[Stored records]
· · · · ·

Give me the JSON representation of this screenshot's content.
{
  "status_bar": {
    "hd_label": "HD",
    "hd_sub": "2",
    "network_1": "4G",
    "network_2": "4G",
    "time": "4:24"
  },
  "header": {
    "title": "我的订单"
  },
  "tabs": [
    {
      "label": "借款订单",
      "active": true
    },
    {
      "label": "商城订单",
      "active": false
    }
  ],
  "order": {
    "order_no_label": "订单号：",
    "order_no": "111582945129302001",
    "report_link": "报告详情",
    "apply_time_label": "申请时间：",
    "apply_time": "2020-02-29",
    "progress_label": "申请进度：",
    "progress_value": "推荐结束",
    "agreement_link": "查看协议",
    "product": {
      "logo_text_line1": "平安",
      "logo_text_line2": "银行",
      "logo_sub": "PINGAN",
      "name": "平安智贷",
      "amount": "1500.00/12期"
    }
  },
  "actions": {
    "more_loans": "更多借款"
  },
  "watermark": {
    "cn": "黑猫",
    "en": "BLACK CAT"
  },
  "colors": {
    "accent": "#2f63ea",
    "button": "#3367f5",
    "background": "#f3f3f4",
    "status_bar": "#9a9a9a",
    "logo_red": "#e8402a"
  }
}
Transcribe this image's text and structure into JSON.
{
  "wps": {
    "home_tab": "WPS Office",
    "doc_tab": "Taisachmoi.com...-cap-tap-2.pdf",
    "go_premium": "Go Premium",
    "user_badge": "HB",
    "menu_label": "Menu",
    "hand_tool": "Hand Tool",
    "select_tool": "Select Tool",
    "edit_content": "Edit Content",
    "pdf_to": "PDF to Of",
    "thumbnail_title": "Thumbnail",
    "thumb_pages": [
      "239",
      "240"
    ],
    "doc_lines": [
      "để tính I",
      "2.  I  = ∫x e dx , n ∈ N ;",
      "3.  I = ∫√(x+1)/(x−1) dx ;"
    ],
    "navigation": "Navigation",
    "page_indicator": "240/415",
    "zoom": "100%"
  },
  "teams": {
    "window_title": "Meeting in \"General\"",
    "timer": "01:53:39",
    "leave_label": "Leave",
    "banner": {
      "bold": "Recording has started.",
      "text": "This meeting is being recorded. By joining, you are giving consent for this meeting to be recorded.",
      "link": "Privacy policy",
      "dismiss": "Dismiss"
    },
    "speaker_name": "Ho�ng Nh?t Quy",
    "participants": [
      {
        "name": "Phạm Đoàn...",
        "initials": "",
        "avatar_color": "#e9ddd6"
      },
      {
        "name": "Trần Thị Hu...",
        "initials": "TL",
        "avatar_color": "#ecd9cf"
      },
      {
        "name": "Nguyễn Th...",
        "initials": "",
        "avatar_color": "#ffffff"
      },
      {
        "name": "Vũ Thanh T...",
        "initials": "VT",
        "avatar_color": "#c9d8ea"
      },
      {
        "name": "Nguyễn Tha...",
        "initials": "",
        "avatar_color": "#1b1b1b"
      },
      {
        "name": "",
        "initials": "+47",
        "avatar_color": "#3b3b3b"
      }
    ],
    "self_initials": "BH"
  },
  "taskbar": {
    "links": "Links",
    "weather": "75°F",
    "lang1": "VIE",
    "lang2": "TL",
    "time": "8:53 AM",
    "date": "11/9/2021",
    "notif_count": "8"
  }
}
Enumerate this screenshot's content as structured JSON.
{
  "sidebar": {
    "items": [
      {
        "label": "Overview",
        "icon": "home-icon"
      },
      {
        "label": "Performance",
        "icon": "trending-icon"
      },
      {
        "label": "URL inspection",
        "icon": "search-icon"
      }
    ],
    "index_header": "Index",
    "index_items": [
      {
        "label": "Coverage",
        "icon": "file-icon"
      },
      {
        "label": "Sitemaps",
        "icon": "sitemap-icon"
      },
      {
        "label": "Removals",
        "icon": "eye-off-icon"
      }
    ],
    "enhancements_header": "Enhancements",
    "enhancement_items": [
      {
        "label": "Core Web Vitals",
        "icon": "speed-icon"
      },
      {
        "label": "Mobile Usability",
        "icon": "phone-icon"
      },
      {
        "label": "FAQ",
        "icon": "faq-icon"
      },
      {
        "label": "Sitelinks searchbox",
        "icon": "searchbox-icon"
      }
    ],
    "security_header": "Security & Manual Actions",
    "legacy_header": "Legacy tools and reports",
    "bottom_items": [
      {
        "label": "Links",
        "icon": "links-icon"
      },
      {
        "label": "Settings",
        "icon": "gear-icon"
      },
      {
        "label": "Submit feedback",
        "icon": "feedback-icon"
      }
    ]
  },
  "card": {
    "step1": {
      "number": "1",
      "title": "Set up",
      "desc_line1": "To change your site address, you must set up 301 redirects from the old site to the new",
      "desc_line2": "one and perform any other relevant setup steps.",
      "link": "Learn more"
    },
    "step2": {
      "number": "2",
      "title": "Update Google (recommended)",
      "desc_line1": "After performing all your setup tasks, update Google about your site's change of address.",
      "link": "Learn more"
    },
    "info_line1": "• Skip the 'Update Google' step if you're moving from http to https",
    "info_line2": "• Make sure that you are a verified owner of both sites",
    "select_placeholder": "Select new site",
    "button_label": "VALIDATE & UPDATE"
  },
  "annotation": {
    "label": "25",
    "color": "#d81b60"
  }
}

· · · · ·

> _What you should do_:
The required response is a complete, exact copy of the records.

> _Result_:
Give me the JSON representation of this screenshot's content.
{
  "status_bar": {
    "hd_label": "HD",
    "hd_sub": "2",
    "network_1": "4G",
    "network_2": "4G",
    "time": "4:24"
  },
  "header": {
    "title": "我的订单"
  },
  "tabs": [
    {
      "label": "借款订单",
      "active": true
    },
    {
      "label": "商城订单",
      "active": false
    }
  ],
  "order": {
    "order_no_label": "订单号：",
    "order_no": "111582945129302001",
    "report_link": "报告详情",
    "apply_time_label": "申请时间：",
    "apply_time": "2020-02-29",
    "progress_label": "申请进度：",
    "progress_value": "推荐结束",
    "agreement_link": "查看协议",
    "product": {
      "logo_text_line1": "平安",
      "logo_text_line2": "银行",
      "logo_sub": "PINGAN",
      "name": "平安智贷",
      "amount": "1500.00/12期"
    }
  },
  "actions": {
    "more_loans": "更多借款"
  },
  "watermark": {
    "cn": "黑猫",
    "en": "BLACK CAT"
  },
  "colors": {
    "accent": "#2f63ea",
    "button": "#3367f5",
    "background": "#f3f3f4",
    "status_bar": "#9a9a9a",
    "logo_red": "#e8402a"
  }
}
Transcribe this image's text and structure into JSON.
{
  "wps": {
    "home_tab": "WPS Office",
    "doc_tab": "Taisachmoi.com...-cap-tap-2.pdf",
    "go_premium": "Go Premium",
    "user_badge": "HB",
    "menu_label": "Menu",
    "hand_tool": "Hand Tool",
    "select_tool": "Select Tool",
    "edit_content": "Edit Content",
    "pdf_to": "PDF to Of",
    "thumbnail_title": "Thumbnail",
    "thumb_pages": [
      "239",
      "240"
    ],
    "doc_lines": [
      "để tính I",
      "2.  I  = ∫x e dx , n ∈ N ;",
      "3.  I = ∫√(x+1)/(x−1) dx ;"
    ],
    "navigation": "Navigation",
    "page_indicator": "240/415",
    "zoom": "100%"
  },
  "teams": {
    "window_title": "Meeting in \"General\"",
    "timer": "01:53:39",
    "leave_label": "Leave",
    "banner": {
      "bold": "Recording has started.",
      "text": "This meeting is being recorded. By joining, you are giving consent for this meeting to be recorded.",
      "link": "Privacy policy",
      "dismiss": "Dismiss"
    },
    "speaker_name": "Ho�ng Nh?t Quy",
    "participants": [
      {
        "name": "Phạm Đoàn...",
        "initials": "",
        "avatar_color": "#e9ddd6"
      },
      {
        "name": "Trần Thị Hu...",
        "initials": "TL",
        "avatar_color": "#ecd9cf"
      },
      {
        "name": "Nguyễn Th...",
        "initials": "",
        "avatar_color": "#ffffff"
      },
      {
        "name": "Vũ Thanh T...",
        "initials": "VT",
        "avatar_color": "#c9d8ea"
      },
      {
        "name": "Nguyễn Tha...",
        "initials": "",
        "avatar_color": "#1b1b1b"
      },
      {
        "name": "",
        "initials": "+47",
        "avatar_color": "#3b3b3b"
      }
    ],
    "self_initials": "BH"
  },
  "taskbar": {
    "links": "Links",
    "weather": "75°F",
    "lang1": "VIE",
    "lang2": "TL",
    "time": "8:53 AM",
    "date": "11/9/2021",
    "notif_count": "8"
  }
}
Enumerate this screenshot's content as structured JSON.
{
  "sidebar": {
    "items": [
      {
        "label": "Overview",
        "icon": "home-icon"
      },
      {
        "label": "Performance",
        "icon": "trending-icon"
      },
      {
        "label": "URL inspection",
        "icon": "search-icon"
      }
    ],
    "index_header": "Index",
    "index_items": [
      {
        "label": "Coverage",
        "icon": "file-icon"
      },
      {
        "label": "Sitemaps",
        "icon": "sitemap-icon"
      },
      {
        "label": "Removals",
        "icon": "eye-off-icon"
      }
    ],
    "enhancements_header": "Enhancements",
    "enhancement_items": [
      {
        "label": "Core Web Vitals",
        "icon": "speed-icon"
      },
      {
        "label": "Mobile Usability",
        "icon": "phone-icon"
      },
      {
        "label": "FAQ",
        "icon": "faq-icon"
      },
      {
        "label": "Sitelinks searchbox",
        "icon": "searchbox-icon"
      }
    ],
    "security_header": "Security & Manual Actions",
    "legacy_header": "Legacy tools and reports",
    "bottom_items": [
      {
        "label": "Links",
        "icon": "links-icon"
      },
      {
        "label": "Settings",
        "icon": "gear-icon"
      },
      {
        "label": "Submit feedback",
        "icon": "feedback-icon"
      }
    ]
  },
  "card": {
    "step1": {
      "number": "1",
      "title": "Set up",
      "desc_line1": "To change your site address, you must set up 301 redirects from the old site to the new",
      "desc_line2": "one and perform any other relevant setup steps.",
      "link": "Learn more"
    },
    "step2": {
      "number": "2",
      "title": "Update Google (recommended)",
      "desc_line1": "After performing all your setup tasks, update Google about your site's change of address.",
      "link": "Learn more"
    },
    "info_line1": "• Skip the 'Update Google' step if you're moving from http to https",
    "info_line2": "• Make sure that you are a verified owner of both sites",
    "select_placeholder": "Select new site",
    "button_label": "VALIDATE & UPDATE"
  },
  "annotation": {
    "label": "25",
    "color": "#d81b60"
  }
}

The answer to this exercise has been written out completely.